"I feel like I'm stuck in the movie 'Groundhog Day.' "

That's how Center City activist Paul R. Levy described his sense of deja vu at yesterday's SEPTA hearing on the transit agency's proposal to raise fares 31 percent and to slash service 20 percent by July to fill a $129-million budget hole.

"I come back again and again to this same hearing," said the president of the Center City District, which aggressively promotes downtown business vitality. "Over and over, we all say the same thing: 'Don't cut service; increase it! Don't raise fares beyond inflationary costs . . ."

For years, Levy said, the Legislature has ignored that plea.

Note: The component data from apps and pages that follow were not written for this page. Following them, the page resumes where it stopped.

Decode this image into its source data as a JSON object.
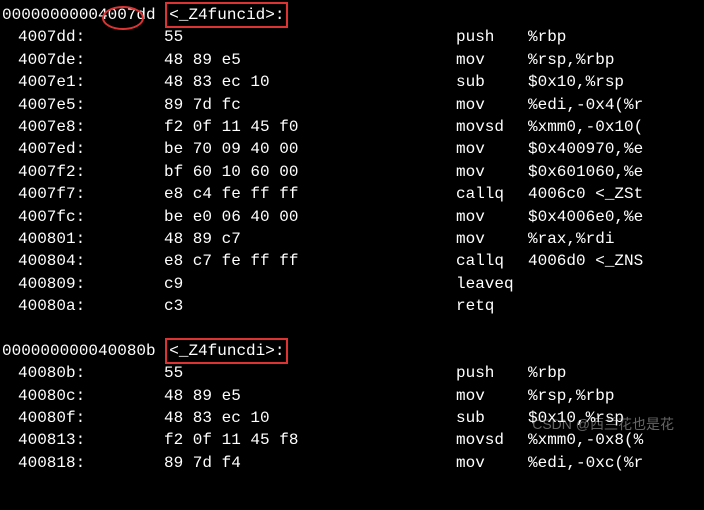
{
  "func1": {
    "addr_prefix": "000000000",
    "addr_highlight": "04007dd",
    "label": "<_Z4funcid>:"
  },
  "func2": {
    "addr": "000000000040080b",
    "label": "<_Z4funcdi>:"
  },
  "rows1": [
    {
      "addr": "4007dd:",
      "hex": "55",
      "mn": "push",
      "op": "%rbp"
    },
    {
      "addr": "4007de:",
      "hex": "48 89 e5",
      "mn": "mov",
      "op": "%rsp,%rbp"
    },
    {
      "addr": "4007e1:",
      "hex": "48 83 ec 10",
      "mn": "sub",
      "op": "$0x10,%rsp"
    },
    {
      "addr": "4007e5:",
      "hex": "89 7d fc",
      "mn": "mov",
      "op": "%edi,-0x4(%r"
    },
    {
      "addr": "4007e8:",
      "hex": "f2 0f 11 45 f0",
      "mn": "movsd",
      "op": "%xmm0,-0x10("
    },
    {
      "addr": "4007ed:",
      "hex": "be 70 09 40 00",
      "mn": "mov",
      "op": "$0x400970,%e"
    },
    {
      "addr": "4007f2:",
      "hex": "bf 60 10 60 00",
      "mn": "mov",
      "op": "$0x601060,%e"
    },
    {
      "addr": "4007f7:",
      "hex": "e8 c4 fe ff ff",
      "mn": "callq",
      "op": "4006c0 <_ZSt"
    },
    {
      "addr": "4007fc:",
      "hex": "be e0 06 40 00",
      "mn": "mov",
      "op": "$0x4006e0,%e"
    },
    {
      "addr": "400801:",
      "hex": "48 89 c7",
      "mn": "mov",
      "op": "%rax,%rdi"
    },
    {
      "addr": "400804:",
      "hex": "e8 c7 fe ff ff",
      "mn": "callq",
      "op": "4006d0 <_ZNS"
    },
    {
      "addr": "400809:",
      "hex": "c9",
      "mn": "leaveq",
      "op": ""
    },
    {
      "addr": "40080a:",
      "hex": "c3",
      "mn": "retq",
      "op": ""
    }
  ],
  "rows2": [
    {
      "addr": "40080b:",
      "hex": "55",
      "mn": "push",
      "op": "%rbp"
    },
    {
      "addr": "40080c:",
      "hex": "48 89 e5",
      "mn": "mov",
      "op": "%rsp,%rbp"
    },
    {
      "addr": "40080f:",
      "hex": "48 83 ec 10",
      "mn": "sub",
      "op": "$0x10,%rsp"
    },
    {
      "addr": "400813:",
      "hex": "f2 0f 11 45 f8",
      "mn": "movsd",
      "op": "%xmm0,-0x8(%"
    },
    {
      "addr": "400818:",
      "hex": "89 7d f4",
      "mn": "mov",
      "op": "%edi,-0xc(%r"
    }
  ],
  "watermark": "CSDN @西兰花也是花"
}
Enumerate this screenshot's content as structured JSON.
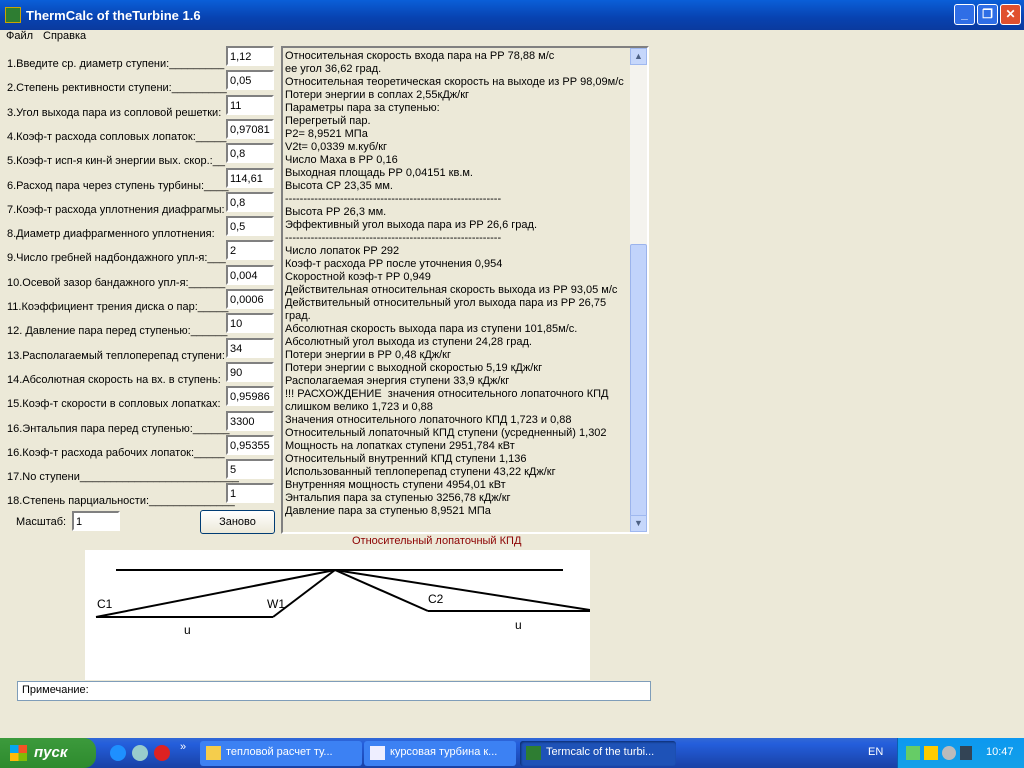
{
  "window": {
    "title": "ThermCalc of theTurbine 1.6",
    "minimize": "_",
    "maximize": "❐",
    "close": "✕"
  },
  "menu": [
    "Файл",
    "Справка"
  ],
  "fields": [
    {
      "label": "1.Введите ср. диаметр ступени:_________",
      "value": "1,12"
    },
    {
      "label": "2.Степень рективности ступени:_________",
      "value": "0,05"
    },
    {
      "label": "3.Угол выхода пара из сопловой решетки:",
      "value": "11"
    },
    {
      "label": "4.Коэф-т расхода сопловых лопаток:_____",
      "value": "0,97081"
    },
    {
      "label": "5.Коэф-т исп-я кин-й энергии вых. скор.:__",
      "value": "0,8"
    },
    {
      "label": "6.Расход пара через ступень турбины:____",
      "value": "114,61"
    },
    {
      "label": "7.Коэф-т расхода уплотнения диафрагмы:",
      "value": "0,8"
    },
    {
      "label": "8.Диаметр диафрагменного уплотнения:",
      "value": "0,5"
    },
    {
      "label": "9.Число гребней надбондажного упл-я:___",
      "value": "2"
    },
    {
      "label": "10.Осевой зазор бандажного упл-я:______",
      "value": "0,004"
    },
    {
      "label": "11.Коэффициент трения диска о пар:_____",
      "value": "0,0006"
    },
    {
      "label": "12. Давление пара перед ступенью:______",
      "value": "10"
    },
    {
      "label": "13.Располагаемый теплоперепад ступени:",
      "value": "34"
    },
    {
      "label": "14.Абсолютная скорость на вх. в ступень:",
      "value": "90"
    },
    {
      "label": "15.Коэф-т скорости в сопловых лопатках:",
      "value": "0,95986"
    },
    {
      "label": "16.Энтальпия пара перед ступенью:______",
      "value": "3300"
    },
    {
      "label": "16.Коэф-т расхода рабочих лопаток:_____",
      "value": "0,95355"
    },
    {
      "label": "17.No ступени__________________________",
      "value": "5"
    },
    {
      "label": "18.Степень парциальности:______________",
      "value": "1"
    }
  ],
  "scale": {
    "label": "Масштаб:",
    "value": "1"
  },
  "reset_button": "Заново",
  "output_lines": [
    "Относительная скорость входа пара на РР 78,88 м/с",
    "ее угол 36,62 град.",
    "Относительная теоретическая скорость на выходе из РР 98,09м/с",
    "Потери энергии в соплах 2,55кДж/кг",
    "Параметры пара за ступенью:",
    "Перегретый пар.",
    "P2= 8,9521 МПа",
    "V2t= 0,0339 м.куб/кг",
    "Число Маха в РР 0,16",
    "Выходная площадь РР 0,04151 кв.м.",
    "Высота СР 23,35 мм.",
    "-----------------------------------------------------------",
    "Высота РР 26,3 мм.",
    "Эффективный угол выхода пара из РР 26,6 град.",
    "-----------------------------------------------------------",
    "Число лопаток РР 292",
    "Коэф-т расхода РР после уточнения 0,954",
    "Скоростной коэф-т РР 0,949",
    "Действительная относительная скорость выхода из РР 93,05 м/с",
    "Действительный относительный угол выхода пара из РР 26,75 град.",
    "Абсолютная скорость выхода пара из ступени 101,85м/с.",
    "Абсолютный угол выхода из ступени 24,28 град.",
    "Потери энергии в РР 0,48 кДж/кг",
    "Потери энергии с выходной скоростью 5,19 кДж/кг",
    "Располагаемая энергия ступени 33,9 кДж/кг",
    "!!! РАСХОЖДЕНИЕ  значения относительного лопаточного КПД слишком велико 1,723 и 0,88",
    "Значения относительного лопаточного КПД 1,723 и 0,88",
    "Относительный лопаточный КПД ступени (усредненный) 1,302",
    "Мощность на лопатках ступени 2951,784 кВт",
    "Относительный внутренний КПД ступени 1,136",
    "Использованный теплоперепад ступени 43,22 кДж/кг",
    "Внутренняя мощность ступени 4954,01 кВт",
    "Энтальпия пара за ступенью 3256,78 кДж/кг",
    "Давление пара за ступенью 8,9521 МПа"
  ],
  "diagram": {
    "caption": "Относительный лопаточный КПД",
    "labels": {
      "c1": "C1",
      "w1": "W1",
      "c2": "C2",
      "u1": "u",
      "u2": "u"
    }
  },
  "note_label": "Примечание:",
  "taskbar": {
    "start": "пуск",
    "tasks": [
      "тепловой расчет ту...",
      "курсовая турбина к...",
      "Termcalc of the turbi..."
    ],
    "lang": "EN",
    "clock": "10:47",
    "chevron": "»"
  }
}
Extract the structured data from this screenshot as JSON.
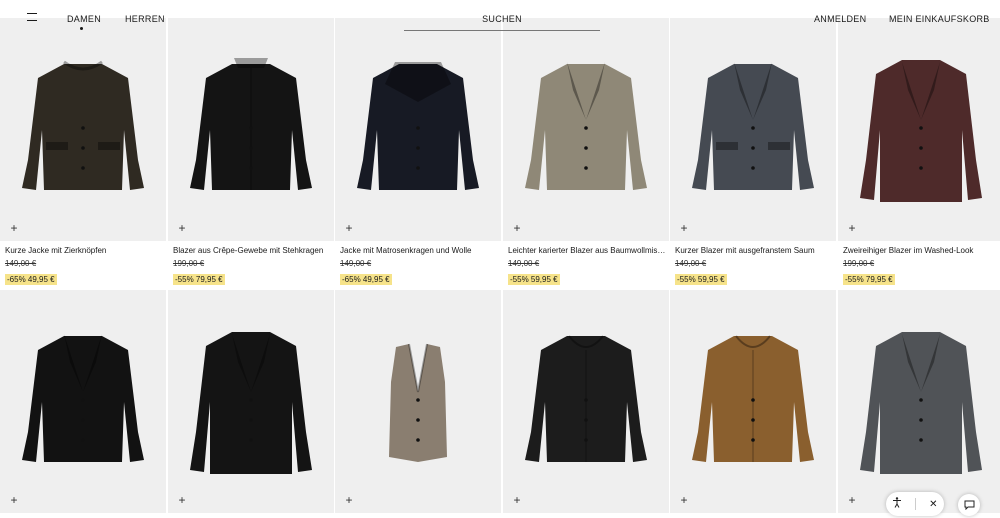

Last-minute magic by Gov. Rendell, who borrowed $412 million from federal highway funds, avoided a 2005 "SEPTA doomsday."

Rendell has been mum on final-hour magic this time, so SEPTA officials say that if the state fails to find $100 million, the transit agency will be forced to finally unleash its doomsday plan.

If the state finds the funds, SEPTA could raise the remaining $29 million through 11 percent fare hikes, with no service cuts.

Pamela Clarke, of the Delaware Valley Healthcare Council, said the doomsday scenario would have a devastating effect on area hospitals' around-the-clock operations - from the 30,000 health-care workers who rely on public transit to the patients who must use it to get to medical care.

C. Allison Givhan, of the Center for Advocacy for the Rights and Interests of the Elderly, said fare hikes would put public transit out of reach for many elderly people, impeding access to vital services.

SEPTA's doomsday plan would hike a $2 cash fare to $2.50, a weekly TransPass from $18.75 to $25, and a monthly TransPass from $70 to $95.

SEPTA said it expects to lose 40 million of its 200 million annual passengers if it unleashes doomsday. *